is presenting a large thematic exhibition at the 50th edition of the Rencontres dArles, the largest and most respected photography festival in the world. The exhibition, entitled On Earth - Imaging, Technology and the Natural World, brings together the work of over 25 contemporary artists who use innovative imaging strategies to reflect on the evolving relationship between humans and nature. With this exhibition Foam underlines its wish to both represent the latest developments in photography and to exhibit cutting-edge and relevant works. The exhibition is being presented at Atelier des Forges in Arles, France.
Since its inception, photography has testified to the paradoxical relationship between man, nature and technology. In the wake of great nineteenth-century landscape photographers, a new generation of artists is employing contemporary imaging techniques to document and question our relationship with the natural world which is increasingly experienced through the very same imaging technologies they employ. Photography enables us to observe this world and the effects of our existence in it. But can it also function as a catalyst for alternative ways of engaging with our environment?
Connecting with Nature
Besides photography, the artists showcased in this presentation make use of installations, sculptures, in-game photography and video.
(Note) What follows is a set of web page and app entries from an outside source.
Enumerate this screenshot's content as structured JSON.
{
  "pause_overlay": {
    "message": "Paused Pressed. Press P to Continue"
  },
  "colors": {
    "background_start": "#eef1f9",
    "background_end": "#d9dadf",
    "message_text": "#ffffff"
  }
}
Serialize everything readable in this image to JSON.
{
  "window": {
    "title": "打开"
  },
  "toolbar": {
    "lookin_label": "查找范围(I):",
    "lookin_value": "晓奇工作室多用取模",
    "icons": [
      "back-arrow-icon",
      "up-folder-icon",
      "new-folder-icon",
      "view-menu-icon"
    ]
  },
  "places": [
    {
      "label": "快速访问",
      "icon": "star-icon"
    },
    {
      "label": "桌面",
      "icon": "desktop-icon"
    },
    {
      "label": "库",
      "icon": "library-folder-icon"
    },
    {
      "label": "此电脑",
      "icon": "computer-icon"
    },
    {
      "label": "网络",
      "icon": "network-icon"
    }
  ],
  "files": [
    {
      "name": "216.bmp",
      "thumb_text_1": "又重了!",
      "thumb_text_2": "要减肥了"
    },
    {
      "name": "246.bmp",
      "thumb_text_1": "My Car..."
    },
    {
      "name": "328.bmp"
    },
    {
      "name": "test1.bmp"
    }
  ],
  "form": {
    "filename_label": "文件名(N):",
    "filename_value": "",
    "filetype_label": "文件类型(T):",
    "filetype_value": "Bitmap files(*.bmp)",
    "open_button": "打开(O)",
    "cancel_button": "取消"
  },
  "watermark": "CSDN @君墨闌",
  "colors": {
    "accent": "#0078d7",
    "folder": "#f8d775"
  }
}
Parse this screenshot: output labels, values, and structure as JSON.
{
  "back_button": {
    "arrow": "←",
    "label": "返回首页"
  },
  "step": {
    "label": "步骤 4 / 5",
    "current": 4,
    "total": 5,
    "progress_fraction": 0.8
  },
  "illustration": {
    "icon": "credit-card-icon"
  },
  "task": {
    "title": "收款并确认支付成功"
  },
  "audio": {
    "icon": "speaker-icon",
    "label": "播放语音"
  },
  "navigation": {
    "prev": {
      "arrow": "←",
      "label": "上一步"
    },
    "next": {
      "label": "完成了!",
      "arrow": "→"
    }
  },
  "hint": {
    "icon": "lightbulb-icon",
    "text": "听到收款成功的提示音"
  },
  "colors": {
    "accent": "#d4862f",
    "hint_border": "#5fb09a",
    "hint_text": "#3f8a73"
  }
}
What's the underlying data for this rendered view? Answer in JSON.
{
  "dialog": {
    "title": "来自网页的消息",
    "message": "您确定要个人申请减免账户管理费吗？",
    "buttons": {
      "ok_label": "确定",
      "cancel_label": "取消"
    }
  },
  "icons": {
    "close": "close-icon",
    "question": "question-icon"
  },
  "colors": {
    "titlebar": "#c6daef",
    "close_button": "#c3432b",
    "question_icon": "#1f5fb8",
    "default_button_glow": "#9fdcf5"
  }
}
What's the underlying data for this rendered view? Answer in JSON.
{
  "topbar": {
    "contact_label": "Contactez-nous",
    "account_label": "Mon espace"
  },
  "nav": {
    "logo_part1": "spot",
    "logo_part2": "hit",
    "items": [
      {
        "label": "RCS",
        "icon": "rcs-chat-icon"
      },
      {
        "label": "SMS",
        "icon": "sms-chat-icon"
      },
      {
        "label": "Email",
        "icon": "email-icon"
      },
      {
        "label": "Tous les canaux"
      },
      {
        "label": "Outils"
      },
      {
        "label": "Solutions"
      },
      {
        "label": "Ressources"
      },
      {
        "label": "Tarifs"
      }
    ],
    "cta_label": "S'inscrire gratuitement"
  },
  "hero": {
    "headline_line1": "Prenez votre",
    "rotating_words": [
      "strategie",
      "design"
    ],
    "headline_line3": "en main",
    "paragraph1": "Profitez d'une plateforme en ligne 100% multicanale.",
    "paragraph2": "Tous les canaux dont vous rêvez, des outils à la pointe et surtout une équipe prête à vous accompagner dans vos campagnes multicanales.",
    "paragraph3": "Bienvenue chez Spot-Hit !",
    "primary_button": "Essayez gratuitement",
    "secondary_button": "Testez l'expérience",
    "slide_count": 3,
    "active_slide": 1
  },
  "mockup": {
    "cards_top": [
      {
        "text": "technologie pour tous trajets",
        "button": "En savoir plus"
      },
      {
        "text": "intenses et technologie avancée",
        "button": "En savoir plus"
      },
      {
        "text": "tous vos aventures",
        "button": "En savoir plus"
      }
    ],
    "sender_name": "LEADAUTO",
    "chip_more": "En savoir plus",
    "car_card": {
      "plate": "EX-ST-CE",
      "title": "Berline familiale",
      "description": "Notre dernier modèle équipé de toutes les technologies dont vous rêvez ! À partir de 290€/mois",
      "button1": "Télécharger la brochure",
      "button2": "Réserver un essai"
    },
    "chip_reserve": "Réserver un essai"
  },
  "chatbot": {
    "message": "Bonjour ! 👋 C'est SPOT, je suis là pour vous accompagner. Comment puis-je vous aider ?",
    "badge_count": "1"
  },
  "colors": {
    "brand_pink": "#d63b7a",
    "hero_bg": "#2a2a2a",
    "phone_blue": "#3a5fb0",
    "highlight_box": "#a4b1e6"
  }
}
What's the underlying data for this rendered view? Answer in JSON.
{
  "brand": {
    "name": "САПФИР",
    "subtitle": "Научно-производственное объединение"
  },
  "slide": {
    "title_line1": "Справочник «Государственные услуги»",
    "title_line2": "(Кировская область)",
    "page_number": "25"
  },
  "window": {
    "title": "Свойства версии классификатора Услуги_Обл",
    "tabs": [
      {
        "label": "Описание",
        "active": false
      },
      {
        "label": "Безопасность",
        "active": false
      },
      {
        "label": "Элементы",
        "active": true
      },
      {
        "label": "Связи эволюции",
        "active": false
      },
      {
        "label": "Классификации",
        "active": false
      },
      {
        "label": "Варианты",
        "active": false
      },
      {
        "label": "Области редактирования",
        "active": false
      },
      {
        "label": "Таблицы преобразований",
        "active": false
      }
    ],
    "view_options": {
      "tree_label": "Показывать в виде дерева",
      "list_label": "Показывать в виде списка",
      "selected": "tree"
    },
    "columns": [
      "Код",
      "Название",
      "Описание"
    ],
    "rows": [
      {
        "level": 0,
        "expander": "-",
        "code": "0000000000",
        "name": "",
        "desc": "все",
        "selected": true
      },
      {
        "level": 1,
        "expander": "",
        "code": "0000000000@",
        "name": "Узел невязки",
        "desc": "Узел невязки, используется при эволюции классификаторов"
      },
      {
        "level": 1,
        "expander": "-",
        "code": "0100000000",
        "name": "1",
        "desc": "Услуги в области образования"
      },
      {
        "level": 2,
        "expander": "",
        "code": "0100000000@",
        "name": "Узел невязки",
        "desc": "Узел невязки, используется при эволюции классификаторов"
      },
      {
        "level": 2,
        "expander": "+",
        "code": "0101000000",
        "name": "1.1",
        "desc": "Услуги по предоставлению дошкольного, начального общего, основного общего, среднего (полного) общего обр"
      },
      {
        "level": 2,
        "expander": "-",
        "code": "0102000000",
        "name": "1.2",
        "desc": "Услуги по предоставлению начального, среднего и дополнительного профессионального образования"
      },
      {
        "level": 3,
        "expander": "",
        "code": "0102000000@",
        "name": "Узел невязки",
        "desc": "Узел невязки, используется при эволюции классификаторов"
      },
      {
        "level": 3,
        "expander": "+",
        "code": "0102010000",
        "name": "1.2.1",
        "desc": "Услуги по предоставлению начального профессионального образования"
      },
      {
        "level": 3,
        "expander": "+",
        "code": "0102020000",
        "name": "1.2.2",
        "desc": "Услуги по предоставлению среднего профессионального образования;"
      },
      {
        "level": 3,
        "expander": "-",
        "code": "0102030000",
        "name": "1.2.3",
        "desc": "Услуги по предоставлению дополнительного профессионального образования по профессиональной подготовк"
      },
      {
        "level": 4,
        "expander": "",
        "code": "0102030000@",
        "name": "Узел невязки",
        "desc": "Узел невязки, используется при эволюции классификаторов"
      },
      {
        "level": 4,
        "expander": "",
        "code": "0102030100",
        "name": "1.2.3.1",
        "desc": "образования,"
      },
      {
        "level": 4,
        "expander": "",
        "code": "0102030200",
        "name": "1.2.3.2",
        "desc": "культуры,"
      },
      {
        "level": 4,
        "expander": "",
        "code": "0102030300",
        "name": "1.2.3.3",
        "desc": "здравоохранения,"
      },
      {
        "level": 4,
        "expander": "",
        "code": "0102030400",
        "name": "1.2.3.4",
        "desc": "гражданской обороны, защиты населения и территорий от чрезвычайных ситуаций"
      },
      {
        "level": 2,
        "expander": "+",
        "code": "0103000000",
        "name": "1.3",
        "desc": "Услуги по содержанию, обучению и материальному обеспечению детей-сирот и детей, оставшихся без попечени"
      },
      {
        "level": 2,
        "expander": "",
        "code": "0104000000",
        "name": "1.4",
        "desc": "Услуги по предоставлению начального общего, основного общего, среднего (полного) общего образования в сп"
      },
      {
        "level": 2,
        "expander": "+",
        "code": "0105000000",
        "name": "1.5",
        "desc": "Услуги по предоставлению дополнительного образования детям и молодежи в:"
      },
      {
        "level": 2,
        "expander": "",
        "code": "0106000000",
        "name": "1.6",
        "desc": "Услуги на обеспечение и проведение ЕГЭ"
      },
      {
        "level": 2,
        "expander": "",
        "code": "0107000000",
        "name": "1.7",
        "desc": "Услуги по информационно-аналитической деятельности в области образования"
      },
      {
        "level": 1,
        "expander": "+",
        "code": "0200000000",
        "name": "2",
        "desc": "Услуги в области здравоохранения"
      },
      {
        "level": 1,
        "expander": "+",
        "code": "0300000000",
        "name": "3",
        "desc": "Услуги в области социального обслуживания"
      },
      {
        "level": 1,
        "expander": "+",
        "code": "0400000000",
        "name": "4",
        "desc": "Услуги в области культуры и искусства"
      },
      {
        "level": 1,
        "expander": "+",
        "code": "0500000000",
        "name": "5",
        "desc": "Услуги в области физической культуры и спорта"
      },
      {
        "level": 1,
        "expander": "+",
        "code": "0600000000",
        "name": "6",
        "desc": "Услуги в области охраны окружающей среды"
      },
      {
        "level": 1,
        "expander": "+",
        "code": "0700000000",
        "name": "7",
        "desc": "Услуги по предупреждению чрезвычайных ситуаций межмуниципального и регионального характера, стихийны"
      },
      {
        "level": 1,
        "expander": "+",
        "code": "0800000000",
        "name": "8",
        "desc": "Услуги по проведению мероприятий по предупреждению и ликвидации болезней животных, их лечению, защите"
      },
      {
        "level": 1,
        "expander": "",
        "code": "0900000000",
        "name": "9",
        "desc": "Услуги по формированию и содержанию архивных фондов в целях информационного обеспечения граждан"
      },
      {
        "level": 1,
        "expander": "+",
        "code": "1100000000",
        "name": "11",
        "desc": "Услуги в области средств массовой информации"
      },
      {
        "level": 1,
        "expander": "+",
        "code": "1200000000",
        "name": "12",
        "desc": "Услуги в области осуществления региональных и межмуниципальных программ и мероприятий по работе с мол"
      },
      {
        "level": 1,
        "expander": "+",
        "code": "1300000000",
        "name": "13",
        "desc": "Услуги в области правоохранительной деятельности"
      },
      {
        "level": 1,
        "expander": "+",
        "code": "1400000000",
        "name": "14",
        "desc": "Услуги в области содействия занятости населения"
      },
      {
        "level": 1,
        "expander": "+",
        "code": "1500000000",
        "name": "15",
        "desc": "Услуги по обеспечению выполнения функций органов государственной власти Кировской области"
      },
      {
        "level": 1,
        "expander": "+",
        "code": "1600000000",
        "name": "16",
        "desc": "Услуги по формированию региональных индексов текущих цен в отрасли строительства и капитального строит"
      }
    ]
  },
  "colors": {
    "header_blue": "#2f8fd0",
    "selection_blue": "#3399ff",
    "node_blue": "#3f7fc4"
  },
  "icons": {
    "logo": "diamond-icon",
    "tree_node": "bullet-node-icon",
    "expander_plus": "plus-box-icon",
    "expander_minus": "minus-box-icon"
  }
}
The various visual approaches diverge and converge throughout the exhibition, showing how artists seek to both scrutinise and reconcile our technological, socio-economical, spiritual and political connection with the natural world. The inherent interconnectedness between (imaging) technology and our experience of the natural landscape becomes apparent in the work of Mark Dorf and Lucas Foglia. They prove that our definition of what constitutes nature is largely dependent on human engineering. The power of the image to evidence (or obscure) the devastating effects of human engagement with the land is explored by artists such as Matthew Brandt and Anouk Kruithof, while artists such as Melanie Bonajo and Adam Jeppesen present alternative ways of connecting to nature. With a few exceptions, image-makers no longer traverse the land camera in hand to document their surroundings. Photographers such as Thomas Albdorf, Drew Nikonowicz and Persijn Broersen & Margit Lukács employ social media, image search engines, Google Maps, virtual reality and other visual tools to unpick our increasingly mediated and screen-based experience of the landscape.
Thomas Albdorf (1982), Jonathas de Andrade (1982), Jeremy Ayer (1986), Fabio Barile (1980), Melanie Bonajo, (1978), Matthew Brandt (1982), Persijn Broersen & Margit Lukács (1974 & 1973), Raphaël Dallaporta (1980), Mark Dorf (1988), Lucas Foglia (1983), Noémie Goudal (1984), Mishka Henner (1976), Femke Herregraven (1982), Benoît Jeannet (1991), Adam Jeppesen (1978), Wang Juyan (1982), Anouk Kruithof (1981), Mårten Lange (1984), Awoiska van der Molen (1972), Drew Nikonowicz (1993), Mehrali Razaghmanesh (1983), Guillaume Simoneau (1978), Troika (collective: Eva Rucki (1976), Conny Freyer (1976) and Sebastien Noel (1977)), Maya Watanabe (1983), Guido van der Werve (1977).